RECORDED DATA START

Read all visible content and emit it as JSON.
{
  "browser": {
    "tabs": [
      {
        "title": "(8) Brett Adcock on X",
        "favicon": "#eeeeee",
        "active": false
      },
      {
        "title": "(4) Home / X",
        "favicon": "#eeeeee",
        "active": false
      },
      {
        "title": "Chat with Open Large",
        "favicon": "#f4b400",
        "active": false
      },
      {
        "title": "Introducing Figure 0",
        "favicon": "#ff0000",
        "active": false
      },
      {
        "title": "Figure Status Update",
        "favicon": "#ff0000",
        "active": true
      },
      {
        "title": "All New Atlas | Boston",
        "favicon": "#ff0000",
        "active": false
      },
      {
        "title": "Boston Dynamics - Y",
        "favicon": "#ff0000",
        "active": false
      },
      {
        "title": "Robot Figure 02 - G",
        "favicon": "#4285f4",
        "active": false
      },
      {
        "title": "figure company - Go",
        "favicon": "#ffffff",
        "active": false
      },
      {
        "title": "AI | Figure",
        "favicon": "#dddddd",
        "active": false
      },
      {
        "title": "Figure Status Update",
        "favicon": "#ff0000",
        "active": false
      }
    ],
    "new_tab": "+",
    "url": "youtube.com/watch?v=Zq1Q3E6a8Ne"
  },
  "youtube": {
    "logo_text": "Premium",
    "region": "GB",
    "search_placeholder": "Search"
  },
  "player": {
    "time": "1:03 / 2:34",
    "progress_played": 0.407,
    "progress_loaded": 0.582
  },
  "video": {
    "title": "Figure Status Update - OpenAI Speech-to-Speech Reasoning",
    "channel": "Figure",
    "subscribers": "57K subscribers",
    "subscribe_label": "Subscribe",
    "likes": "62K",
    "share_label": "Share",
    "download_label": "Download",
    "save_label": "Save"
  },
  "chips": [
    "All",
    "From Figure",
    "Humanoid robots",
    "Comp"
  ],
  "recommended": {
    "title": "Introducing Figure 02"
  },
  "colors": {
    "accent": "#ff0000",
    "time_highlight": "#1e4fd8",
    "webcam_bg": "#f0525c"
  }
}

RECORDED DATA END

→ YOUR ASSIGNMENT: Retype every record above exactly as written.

→ RESPONSE TO THE TASK:
Read all visible content and emit it as JSON.
{
  "browser": {
    "tabs": [
      {
        "title": "(8) Brett Adcock on X",
        "favicon": "#eeeeee",
        "active": false
      },
      {
        "title": "(4) Home / X",
        "favicon": "#eeeeee",
        "active": false
      },
      {
        "title": "Chat with Open Large",
        "favicon": "#f4b400",
        "active": false
      },
      {
        "title": "Introducing Figure 0",
        "favicon": "#ff0000",
        "active": false
      },
      {
        "title": "Figure Status Update",
        "favicon": "#ff0000",
        "active": true
      },
      {
        "title": "All New Atlas | Boston",
        "favicon": "#ff0000",
        "active": false
      },
      {
        "title": "Boston Dynamics - Y",
        "favicon": "#ff0000",
        "active": false
      },
      {
        "title": "Robot Figure 02 - G",
        "favicon": "#4285f4",
        "active": false
      },
      {
        "title": "figure company - Go",
        "favicon": "#ffffff",
        "active": false
      },
      {
        "title": "AI | Figure",
        "favicon": "#dddddd",
        "active": false
      },
      {
        "title": "Figure Status Update",
        "favicon": "#ff0000",
        "active": false
      }
    ],
    "new_tab": "+",
    "url": "youtube.com/watch?v=Zq1Q3E6a8Ne"
  },
  "youtube": {
    "logo_text": "Premium",
    "region": "GB",
    "search_placeholder": "Search"
  },
  "player": {
    "time": "1:03 / 2:34",
    "progress_played": 0.407,
    "progress_loaded": 0.582
  },
  "video": {
    "title": "Figure Status Update - OpenAI Speech-to-Speech Reasoning",
    "channel": "Figure",
    "subscribers": "57K subscribers",
    "subscribe_label": "Subscribe",
    "likes": "62K",
    "share_label": "Share",
    "download_label": "Download",
    "save_label": "Save"
  },
  "chips": [
    "All",
    "From Figure",
    "Humanoid robots",
    "Comp"
  ],
  "recommended": {
    "title": "Introducing Figure 02"
  },
  "colors": {
    "accent": "#ff0000",
    "time_highlight": "#1e4fd8",
    "webcam_bg": "#f0525c"
  }
}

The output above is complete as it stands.